Now it's time to do some basic experimental physics. We are going to design an experiment to measure the power and efficiency of the motor, the fuel cell, and the overall efficiency of the car. You can probably guess from my apparatus list how the car's power is to be measured: timing its run up a ramp. In case you have forgotten, power is defined as the rate of work, or the rate of energy consumption, and is measured in units of energy per unit time. The S.I. unit is the watt, and it is equal to one joule per second. To determine the power of the car, we can run it up the ramp, and then divide its increase in gravitational potential energy by the time it took to effect that increase.
Gravitational potential energy can be calculated according to the formula: m×g×h, where m is the mass of the car (0.32 kg with fully fueled tanks), g is the acceleration due to gravity at the surface of the Earth (9.8 m/s^˛), and h is the increase in height of the car (0.23 m with my ramp). Time is measured, in seconds, with the stopwatch. When I performed the experiment in class I did three trials, yielding an average power of 0.027 watts. To get the efficiency of the car, we can now measure, with the multimeter, the operating current and voltage from the fuel cell (these are the values present when the motor is running on power from the cell), and get a power from the formula P = I×V, where P is the power, I is the operating current, and V is the operating voltage. The efficiency is now just the car's power divided by the electrical power we just calculated. For the operating efficiency of the cell, all we need is a measurement of the short circuit current and no load voltage. These are easily measured with the multimeter by simply disconnecting the motor and measuring the needed values. The operating power over the short circuit power gives the operating efficiency of the cell. My in-class measurements turned up efficiencies of 52% and 49% respectively. The car's overall efficiency is the product of these two values: 25%. Of course, this does not include the loss in energy from the light that was used to fuel the car, but this is of minimal concern if the Sun is the light source. In case you are wondering, the photovoltaic panel is said by the manufacturer to be about 16% efficient. This value is not really constant; it actually depends on the spectrum, intensity, and angle of the incident light, but that's one of those complicated matters we are avoiding.
As with any experiment, some error analysis is in order. We'll confine the discussion here to the major sources of possible error, rather than a quantitative analysis, and there are a few. First, we have not accounted for the loss of energy due to friction. Second, we have implicitly assumed that the power output of the cell is constant, which is probably not the case. The power depends, to some extent, on the amount of fuel in the tanks, as well as the force acting against the motor. Also, we have not made allowance for the difference in kinetic energy the car might have at the beginning and end of its run up the ramp. This can be managed by adjusting the ramp and the initial velocity of the car so that it starts and finishes its run at about the same speed.
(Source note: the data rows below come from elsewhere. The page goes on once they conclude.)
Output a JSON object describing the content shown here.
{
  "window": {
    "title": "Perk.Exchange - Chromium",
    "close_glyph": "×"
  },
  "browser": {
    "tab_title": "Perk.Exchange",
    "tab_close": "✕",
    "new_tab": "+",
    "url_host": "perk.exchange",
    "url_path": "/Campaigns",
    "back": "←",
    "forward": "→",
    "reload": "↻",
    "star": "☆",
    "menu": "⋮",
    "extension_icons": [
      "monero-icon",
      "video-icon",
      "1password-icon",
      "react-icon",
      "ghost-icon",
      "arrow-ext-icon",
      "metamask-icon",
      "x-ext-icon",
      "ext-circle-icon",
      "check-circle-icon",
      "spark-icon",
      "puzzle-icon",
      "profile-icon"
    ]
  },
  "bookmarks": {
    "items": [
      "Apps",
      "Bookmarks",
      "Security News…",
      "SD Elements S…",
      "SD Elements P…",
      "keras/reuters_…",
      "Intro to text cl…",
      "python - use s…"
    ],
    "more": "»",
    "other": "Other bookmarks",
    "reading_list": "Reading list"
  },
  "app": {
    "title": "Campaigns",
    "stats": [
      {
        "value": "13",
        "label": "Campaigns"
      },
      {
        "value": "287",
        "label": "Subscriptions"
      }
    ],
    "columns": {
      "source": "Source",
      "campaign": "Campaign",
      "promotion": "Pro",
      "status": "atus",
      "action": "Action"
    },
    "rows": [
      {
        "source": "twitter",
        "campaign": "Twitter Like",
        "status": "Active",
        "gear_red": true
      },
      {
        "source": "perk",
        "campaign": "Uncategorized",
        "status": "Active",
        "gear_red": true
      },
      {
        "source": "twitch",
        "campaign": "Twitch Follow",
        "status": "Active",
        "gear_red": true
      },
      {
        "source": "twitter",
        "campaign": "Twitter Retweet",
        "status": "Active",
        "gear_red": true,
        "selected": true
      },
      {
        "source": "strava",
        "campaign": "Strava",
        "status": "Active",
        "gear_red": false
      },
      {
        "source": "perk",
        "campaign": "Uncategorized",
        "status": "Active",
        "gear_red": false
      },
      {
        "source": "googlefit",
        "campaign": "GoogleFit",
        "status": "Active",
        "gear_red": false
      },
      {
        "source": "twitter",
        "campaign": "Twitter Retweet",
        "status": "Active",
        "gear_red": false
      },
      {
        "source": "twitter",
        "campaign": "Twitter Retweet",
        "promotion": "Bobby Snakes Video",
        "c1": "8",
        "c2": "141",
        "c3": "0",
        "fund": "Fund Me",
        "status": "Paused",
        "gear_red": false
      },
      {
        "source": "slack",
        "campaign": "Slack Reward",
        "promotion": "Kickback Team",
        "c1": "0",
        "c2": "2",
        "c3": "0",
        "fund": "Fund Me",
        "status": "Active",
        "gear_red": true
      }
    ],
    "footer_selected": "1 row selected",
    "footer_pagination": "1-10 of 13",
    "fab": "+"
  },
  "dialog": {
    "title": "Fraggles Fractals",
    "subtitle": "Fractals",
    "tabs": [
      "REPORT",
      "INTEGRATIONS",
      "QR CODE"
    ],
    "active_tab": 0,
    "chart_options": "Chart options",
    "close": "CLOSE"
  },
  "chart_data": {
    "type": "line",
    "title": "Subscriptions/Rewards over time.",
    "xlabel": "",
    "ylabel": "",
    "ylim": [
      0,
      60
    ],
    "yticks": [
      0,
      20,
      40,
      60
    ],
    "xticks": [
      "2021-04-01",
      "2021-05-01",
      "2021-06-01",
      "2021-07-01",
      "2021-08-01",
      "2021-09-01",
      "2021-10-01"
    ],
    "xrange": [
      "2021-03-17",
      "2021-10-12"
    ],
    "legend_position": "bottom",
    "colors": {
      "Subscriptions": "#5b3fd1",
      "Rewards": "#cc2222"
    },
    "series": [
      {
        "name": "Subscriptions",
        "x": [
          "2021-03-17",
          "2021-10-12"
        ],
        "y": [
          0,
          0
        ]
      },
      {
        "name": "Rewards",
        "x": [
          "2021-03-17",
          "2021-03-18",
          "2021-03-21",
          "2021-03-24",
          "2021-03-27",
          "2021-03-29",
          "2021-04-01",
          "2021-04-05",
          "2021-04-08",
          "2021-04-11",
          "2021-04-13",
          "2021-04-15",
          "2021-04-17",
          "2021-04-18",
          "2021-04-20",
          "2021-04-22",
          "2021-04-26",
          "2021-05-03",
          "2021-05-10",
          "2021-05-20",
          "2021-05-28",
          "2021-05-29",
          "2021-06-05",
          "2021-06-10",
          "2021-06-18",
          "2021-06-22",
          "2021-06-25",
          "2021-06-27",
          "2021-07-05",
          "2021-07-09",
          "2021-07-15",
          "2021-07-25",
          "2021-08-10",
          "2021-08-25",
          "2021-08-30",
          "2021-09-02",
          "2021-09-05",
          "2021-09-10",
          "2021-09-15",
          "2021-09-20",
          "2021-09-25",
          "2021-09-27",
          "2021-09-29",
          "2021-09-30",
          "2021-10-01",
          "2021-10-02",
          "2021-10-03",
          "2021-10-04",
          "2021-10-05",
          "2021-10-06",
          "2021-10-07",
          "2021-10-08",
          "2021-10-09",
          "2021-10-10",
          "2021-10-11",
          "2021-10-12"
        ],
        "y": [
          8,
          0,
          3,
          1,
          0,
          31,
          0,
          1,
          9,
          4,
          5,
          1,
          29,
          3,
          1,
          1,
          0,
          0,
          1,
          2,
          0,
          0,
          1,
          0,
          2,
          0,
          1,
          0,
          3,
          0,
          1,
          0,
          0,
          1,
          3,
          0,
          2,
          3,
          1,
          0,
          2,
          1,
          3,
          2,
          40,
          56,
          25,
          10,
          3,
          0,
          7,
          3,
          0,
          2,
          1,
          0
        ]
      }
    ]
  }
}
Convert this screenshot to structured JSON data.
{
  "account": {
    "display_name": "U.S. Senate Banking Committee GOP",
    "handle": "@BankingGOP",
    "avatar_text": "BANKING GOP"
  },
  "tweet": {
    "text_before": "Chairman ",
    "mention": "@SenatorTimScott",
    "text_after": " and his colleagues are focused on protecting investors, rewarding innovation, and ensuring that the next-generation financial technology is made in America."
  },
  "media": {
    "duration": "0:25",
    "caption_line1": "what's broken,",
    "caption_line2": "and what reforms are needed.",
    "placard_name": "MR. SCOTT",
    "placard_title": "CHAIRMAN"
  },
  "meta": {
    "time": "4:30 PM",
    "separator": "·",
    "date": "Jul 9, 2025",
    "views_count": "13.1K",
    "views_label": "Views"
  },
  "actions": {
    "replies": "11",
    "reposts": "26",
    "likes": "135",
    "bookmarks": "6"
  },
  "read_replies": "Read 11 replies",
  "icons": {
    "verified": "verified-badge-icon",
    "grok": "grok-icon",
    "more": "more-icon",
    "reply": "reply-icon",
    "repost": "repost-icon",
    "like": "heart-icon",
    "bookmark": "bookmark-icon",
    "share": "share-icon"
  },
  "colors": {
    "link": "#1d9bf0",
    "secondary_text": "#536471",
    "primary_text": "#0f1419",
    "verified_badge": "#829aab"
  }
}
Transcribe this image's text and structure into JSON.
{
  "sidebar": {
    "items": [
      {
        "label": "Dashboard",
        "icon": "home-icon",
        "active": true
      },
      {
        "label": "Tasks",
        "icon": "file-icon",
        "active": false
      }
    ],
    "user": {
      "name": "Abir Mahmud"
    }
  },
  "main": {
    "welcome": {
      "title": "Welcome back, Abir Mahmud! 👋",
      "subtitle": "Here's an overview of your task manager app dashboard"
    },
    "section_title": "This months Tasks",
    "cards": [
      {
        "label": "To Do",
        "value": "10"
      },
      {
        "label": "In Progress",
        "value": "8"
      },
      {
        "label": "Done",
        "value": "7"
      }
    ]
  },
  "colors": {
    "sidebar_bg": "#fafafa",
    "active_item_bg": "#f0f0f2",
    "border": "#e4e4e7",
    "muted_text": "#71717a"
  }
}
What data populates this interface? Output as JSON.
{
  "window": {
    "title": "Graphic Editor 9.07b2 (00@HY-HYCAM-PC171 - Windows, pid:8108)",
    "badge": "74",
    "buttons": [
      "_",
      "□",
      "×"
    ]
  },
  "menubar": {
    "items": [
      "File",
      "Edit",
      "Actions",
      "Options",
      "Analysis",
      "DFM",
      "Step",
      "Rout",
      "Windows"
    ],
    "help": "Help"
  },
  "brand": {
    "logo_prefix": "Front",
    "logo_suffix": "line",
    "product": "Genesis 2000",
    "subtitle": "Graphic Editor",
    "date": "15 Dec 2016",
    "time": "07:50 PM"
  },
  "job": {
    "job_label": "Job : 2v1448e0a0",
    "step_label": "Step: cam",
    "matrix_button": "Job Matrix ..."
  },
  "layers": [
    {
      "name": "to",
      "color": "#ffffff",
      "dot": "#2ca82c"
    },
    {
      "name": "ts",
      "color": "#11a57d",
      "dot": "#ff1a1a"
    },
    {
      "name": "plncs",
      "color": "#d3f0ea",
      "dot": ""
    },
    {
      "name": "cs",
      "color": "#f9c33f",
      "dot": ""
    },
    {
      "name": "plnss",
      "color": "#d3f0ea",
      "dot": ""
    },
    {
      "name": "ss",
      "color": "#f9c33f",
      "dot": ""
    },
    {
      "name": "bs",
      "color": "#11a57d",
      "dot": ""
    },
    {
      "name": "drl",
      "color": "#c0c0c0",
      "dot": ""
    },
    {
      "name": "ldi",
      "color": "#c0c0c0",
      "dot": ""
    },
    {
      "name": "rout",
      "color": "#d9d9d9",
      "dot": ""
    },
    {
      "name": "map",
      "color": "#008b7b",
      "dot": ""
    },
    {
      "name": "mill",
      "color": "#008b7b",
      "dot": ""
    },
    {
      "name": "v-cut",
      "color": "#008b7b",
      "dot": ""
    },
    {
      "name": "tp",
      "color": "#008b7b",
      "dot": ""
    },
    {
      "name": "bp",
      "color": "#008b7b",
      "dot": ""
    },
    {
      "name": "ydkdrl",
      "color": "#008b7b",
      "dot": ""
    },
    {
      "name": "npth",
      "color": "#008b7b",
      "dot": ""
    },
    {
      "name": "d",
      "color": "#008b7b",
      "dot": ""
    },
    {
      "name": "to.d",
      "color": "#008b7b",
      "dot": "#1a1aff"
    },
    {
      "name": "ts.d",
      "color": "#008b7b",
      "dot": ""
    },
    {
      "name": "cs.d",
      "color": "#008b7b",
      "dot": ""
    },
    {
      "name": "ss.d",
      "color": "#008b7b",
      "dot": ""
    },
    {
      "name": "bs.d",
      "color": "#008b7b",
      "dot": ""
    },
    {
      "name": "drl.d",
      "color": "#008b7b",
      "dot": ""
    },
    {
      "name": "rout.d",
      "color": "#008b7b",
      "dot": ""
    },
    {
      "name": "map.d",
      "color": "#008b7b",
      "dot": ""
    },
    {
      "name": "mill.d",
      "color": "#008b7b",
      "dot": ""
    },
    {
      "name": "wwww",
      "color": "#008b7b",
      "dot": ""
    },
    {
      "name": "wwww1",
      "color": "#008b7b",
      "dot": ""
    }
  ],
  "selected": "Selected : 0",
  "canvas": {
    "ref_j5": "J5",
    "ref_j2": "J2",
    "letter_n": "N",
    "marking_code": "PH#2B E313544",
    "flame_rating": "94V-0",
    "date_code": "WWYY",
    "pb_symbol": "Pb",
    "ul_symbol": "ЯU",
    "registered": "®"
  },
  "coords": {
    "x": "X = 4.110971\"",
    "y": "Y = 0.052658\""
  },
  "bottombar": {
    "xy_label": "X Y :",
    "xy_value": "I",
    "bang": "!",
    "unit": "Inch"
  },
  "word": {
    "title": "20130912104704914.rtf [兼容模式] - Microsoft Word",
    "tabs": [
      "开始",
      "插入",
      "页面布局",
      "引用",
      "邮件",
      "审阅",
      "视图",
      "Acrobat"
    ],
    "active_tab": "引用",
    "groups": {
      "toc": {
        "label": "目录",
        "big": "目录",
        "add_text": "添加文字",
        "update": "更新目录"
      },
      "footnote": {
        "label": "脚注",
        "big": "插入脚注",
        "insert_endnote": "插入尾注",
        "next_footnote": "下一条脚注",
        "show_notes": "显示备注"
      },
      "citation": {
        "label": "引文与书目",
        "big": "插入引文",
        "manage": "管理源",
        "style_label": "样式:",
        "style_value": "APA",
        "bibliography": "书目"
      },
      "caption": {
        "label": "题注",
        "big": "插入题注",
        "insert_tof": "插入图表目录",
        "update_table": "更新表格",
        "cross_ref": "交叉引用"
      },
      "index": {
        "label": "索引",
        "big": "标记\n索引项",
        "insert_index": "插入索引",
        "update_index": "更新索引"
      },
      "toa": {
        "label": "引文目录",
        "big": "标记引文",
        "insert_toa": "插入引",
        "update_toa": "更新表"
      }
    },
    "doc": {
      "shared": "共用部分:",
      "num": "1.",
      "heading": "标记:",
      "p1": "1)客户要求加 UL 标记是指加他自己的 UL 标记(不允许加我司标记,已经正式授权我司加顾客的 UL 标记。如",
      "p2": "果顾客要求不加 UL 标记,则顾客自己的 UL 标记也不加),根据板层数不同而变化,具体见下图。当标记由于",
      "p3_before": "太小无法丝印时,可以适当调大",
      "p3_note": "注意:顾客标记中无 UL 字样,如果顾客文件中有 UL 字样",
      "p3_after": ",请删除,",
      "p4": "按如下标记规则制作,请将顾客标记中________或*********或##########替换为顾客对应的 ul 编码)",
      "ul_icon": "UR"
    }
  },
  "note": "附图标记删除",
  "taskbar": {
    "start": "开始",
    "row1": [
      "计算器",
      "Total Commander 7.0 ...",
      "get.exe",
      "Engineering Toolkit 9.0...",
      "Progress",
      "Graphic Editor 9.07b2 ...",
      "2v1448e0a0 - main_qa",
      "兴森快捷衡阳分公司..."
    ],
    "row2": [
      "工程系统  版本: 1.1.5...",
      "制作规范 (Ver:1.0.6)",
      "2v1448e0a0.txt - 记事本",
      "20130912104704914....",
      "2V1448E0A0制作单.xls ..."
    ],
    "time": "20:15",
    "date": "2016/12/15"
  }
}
So there is my project in a nutshell. The more I looked at fuel cells, the more I realized they have the potential to revolutionize global power production. It is clear that some form of change will eventually be required, since fossil fuels are non-renewable, and the fuel cell offers an attractive choice. Given that many of the world's largest corporations are either oil or car companies, change will likely be slow. In time, though, we may all trade our dirty gas guzzlers for efficient, reliable, clean fuel cell powered cars.